By frequent Exercise on Horseback and great Care, I seem to have recovered my Health, strength and Spirits beyond my Expectations. And if the Company of Princes and Princesses, Dukes and Dutchesses, Comtes and Comptesses could make me happy, I might easily be so— but my Admired Princess is at the blue Hills, where all my Ambition and all my Wishes tend.
{ 361 }
I know not the Reason but there is some Strange Attraction between the North Parish in Braintree and my Heart. It is a remarkable Spot. It has vomited Forth more Fire than Mount Etna. It has produced three mortals, Hancock and two Adams's, who have, with the best Intentions in the World, set the World in a blaze. I say two Adams's because the Head of the Senate2 sprung from thence as his father was born there.—Glorious however as the flame is, I wish I could put it out.—Some People say I was born for such Times. It is true I was born to be in such times but was not made for them. They affect too tenderly my Heart.
I love the People where I am. They have Faults but they have deep Wisdom and great Virtues—and they love America, and will be her everlasting Friend, I think. I would do a great deal to serve this nation, I own.
If Spain should acknowledge Us as I think she will soon, the two great Branches of the House of Bourbon, Holland and America, will form a PHALANX which will not easily be shaken. I hope and believe We shall continue Friends. If We do, whenever England makes Peace She will be afraid to quarrell with Us, how much soever she may hate Us. And I think the other Powers of Europe too will prefer our Friendship to our Enmity, and will choose to excuse Us from meddling in future Wars. This is the Object of all my Wishes and the End of all my Politicks. To this End and for this Reason I look upon my success in Holland as the happiest Event, and the greatest Action of my Life past or future. I think that no Opportunity will present itself for a Century to come, for Striking a Stroke so critical and of so extensive Importance, in the political system of America. How critical it has been few Persons know. It has hung upon a Thread, a Hair, a silken Fibre. Its Consequences will not be all developed for Centuries. I know there are [those] 3 who represent it a Thing of Course and of trifling moment. But they have not seen the Diary of Mr. Van be[r]ckel,4 nor mine, nor the Minutes of the Cabinets of Orange and Brunswick. Nor have they seen the History of future Wars in Europe.

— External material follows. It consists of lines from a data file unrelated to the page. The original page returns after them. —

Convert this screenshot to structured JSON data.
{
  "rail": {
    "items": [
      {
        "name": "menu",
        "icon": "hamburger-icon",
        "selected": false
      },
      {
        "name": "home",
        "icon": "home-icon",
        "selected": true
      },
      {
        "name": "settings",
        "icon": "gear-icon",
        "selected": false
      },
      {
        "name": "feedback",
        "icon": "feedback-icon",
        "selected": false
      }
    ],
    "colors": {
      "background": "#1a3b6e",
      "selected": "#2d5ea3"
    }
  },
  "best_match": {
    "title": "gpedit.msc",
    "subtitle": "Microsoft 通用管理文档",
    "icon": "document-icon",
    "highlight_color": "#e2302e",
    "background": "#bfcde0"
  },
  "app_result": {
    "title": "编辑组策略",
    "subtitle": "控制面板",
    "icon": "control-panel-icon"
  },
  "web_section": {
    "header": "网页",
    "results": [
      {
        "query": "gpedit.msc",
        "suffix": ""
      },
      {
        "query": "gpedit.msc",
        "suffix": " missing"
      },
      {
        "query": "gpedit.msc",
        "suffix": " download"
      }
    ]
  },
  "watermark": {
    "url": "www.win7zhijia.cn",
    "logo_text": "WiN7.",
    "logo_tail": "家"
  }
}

A future War in Europe will shew the Importance, of the American Negotiation in Holland.—Be discreet in the Use you make of this. Be cautious. I want to know how our Success here is relished with you.

[salute] Adieu, tenderly Adieu.

RC (Adams Papers); undated, but see note 1.
1. AA 's acknowledgment of this undated letter in hers to JA of 13–25 Nov. (Adams Papers) infers that it was written at “about the same time” as JA 's first and second two letters to her of 17 Aug., both below. Internal evidence, such as the { 362 } news of Thaxter's convalescence and Charles Storer's presence in JA 's household, supports her inference. But we may infer further that it slightly predated JA 's first and second two letters of the 17th or he would have mentioned in it, as he did in both of those, his concern over the severity of Richard Cranch's renewed illness, news of which did not reach The Hague until 16 or 17 August.
2. Samuel Adams, currently president of the Massachusetts Senate.
3. Editorially supplied for a word missing in MS .
4. Engelbert François van Berckel (1726–1796), first pensionary of Amsterdam, long an advocate of closer Dutch-American relations, sponsor of the abortive Lee-de Neufville treaty of 1778, and as warm a friend of JA as his official station permitted. See Nieuw Ned. Biog. Woordenboek , 4:109–111; JA, Diary and Autobiography , 2:447–449, 452–453, 455. His brother, Pieter Johan van Berckel, was to become the first Netherlands minister to the United States.